━━━━━ Supplied material ━━━━━

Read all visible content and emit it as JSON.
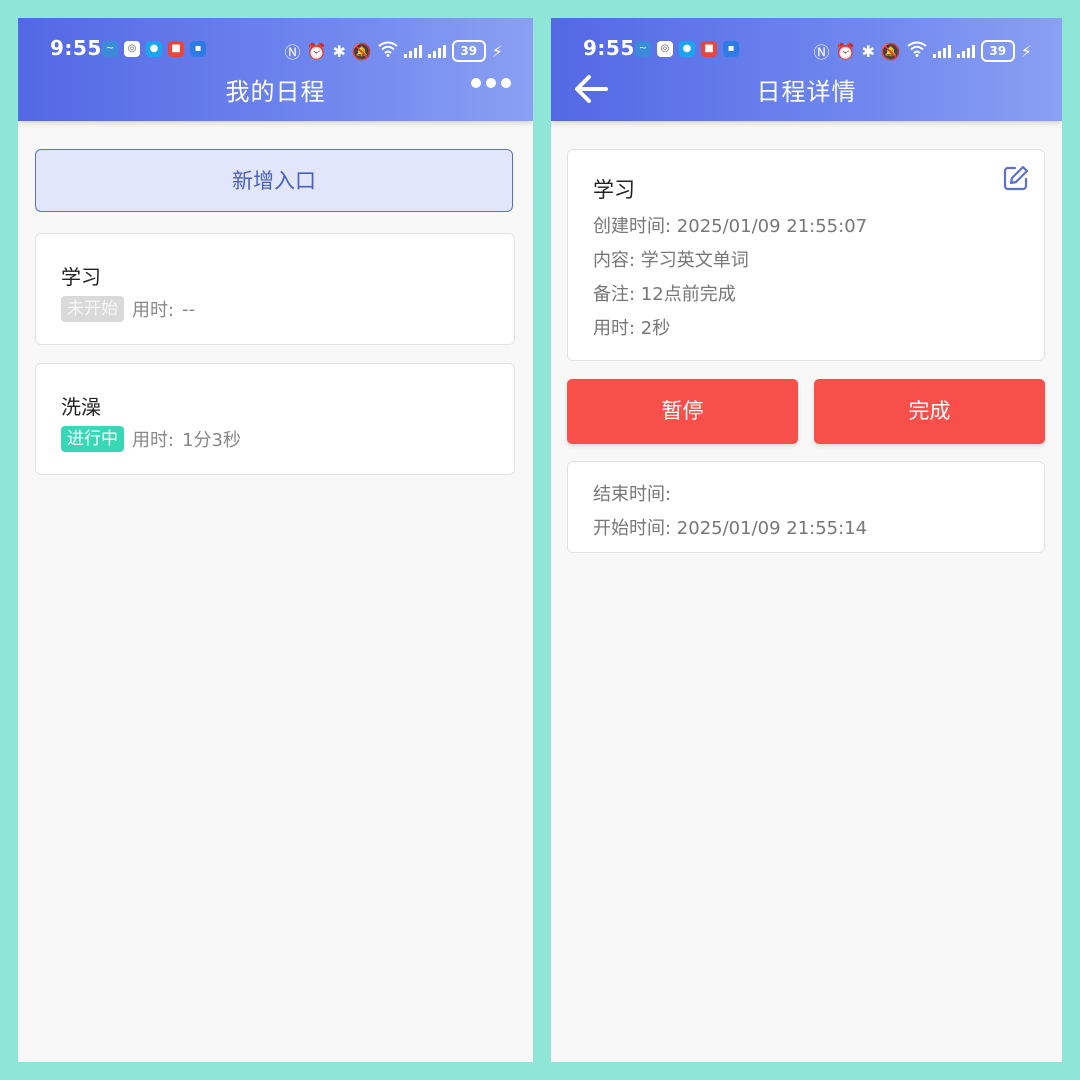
{
  "status_bar": {
    "time": "9:55",
    "battery": "39"
  },
  "list_screen": {
    "title": "我的日程",
    "add_button": "新增入口",
    "tasks": [
      {
        "title": "学习",
        "status": "未开始",
        "duration_label": "用时:",
        "duration": "--"
      },
      {
        "title": "洗澡",
        "status": "进行中",
        "duration_label": "用时:",
        "duration": "1分3秒"
      }
    ]
  },
  "detail_screen": {
    "title": "日程详情",
    "task_title": "学习",
    "created": "创建时间:  2025/01/09 21:55:07",
    "content": "内容:  学习英文单词",
    "note": "备注:  12点前完成",
    "elapsed": "用时:  2秒",
    "pause_button": "暂停",
    "done_button": "完成",
    "end_time": "结束时间:",
    "start_time": "开始时间:  2025/01/09 21:55:14"
  },
  "colors": {
    "background": "#8fe6d6",
    "header_start": "#5368e4",
    "header_end": "#8aa0f3",
    "accent": "#5a6fd8",
    "danger": "#f7504b",
    "status_not_started": "#d9d9d9",
    "status_in_progress": "#38d8b6"
  },
  "icons": [
    "more-horizontal-icon",
    "back-arrow-icon",
    "edit-icon",
    "wifi-icon",
    "bluetooth-icon",
    "alarm-icon",
    "mute-icon",
    "nfc-icon",
    "battery-icon"
  ]
}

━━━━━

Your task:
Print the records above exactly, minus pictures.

Task solution:
Read all visible content and emit it as JSON.
{
  "status_bar": {
    "time": "9:55",
    "battery": "39"
  },
  "list_screen": {
    "title": "我的日程",
    "add_button": "新增入口",
    "tasks": [
      {
        "title": "学习",
        "status": "未开始",
        "duration_label": "用时:",
        "duration": "--"
      },
      {
        "title": "洗澡",
        "status": "进行中",
        "duration_label": "用时:",
        "duration": "1分3秒"
      }
    ]
  },
  "detail_screen": {
    "title": "日程详情",
    "task_title": "学习",
    "created": "创建时间:  2025/01/09 21:55:07",
    "content": "内容:  学习英文单词",
    "note": "备注:  12点前完成",
    "elapsed": "用时:  2秒",
    "pause_button": "暂停",
    "done_button": "完成",
    "end_time": "结束时间:",
    "start_time": "开始时间:  2025/01/09 21:55:14"
  },
  "colors": {
    "background": "#8fe6d6",
    "header_start": "#5368e4",
    "header_end": "#8aa0f3",
    "accent": "#5a6fd8",
    "danger": "#f7504b",
    "status_not_started": "#d9d9d9",
    "status_in_progress": "#38d8b6"
  },
  "icons": [
    "more-horizontal-icon",
    "back-arrow-icon",
    "edit-icon",
    "wifi-icon",
    "bluetooth-icon",
    "alarm-icon",
    "mute-icon",
    "nfc-icon",
    "battery-icon"
  ]
}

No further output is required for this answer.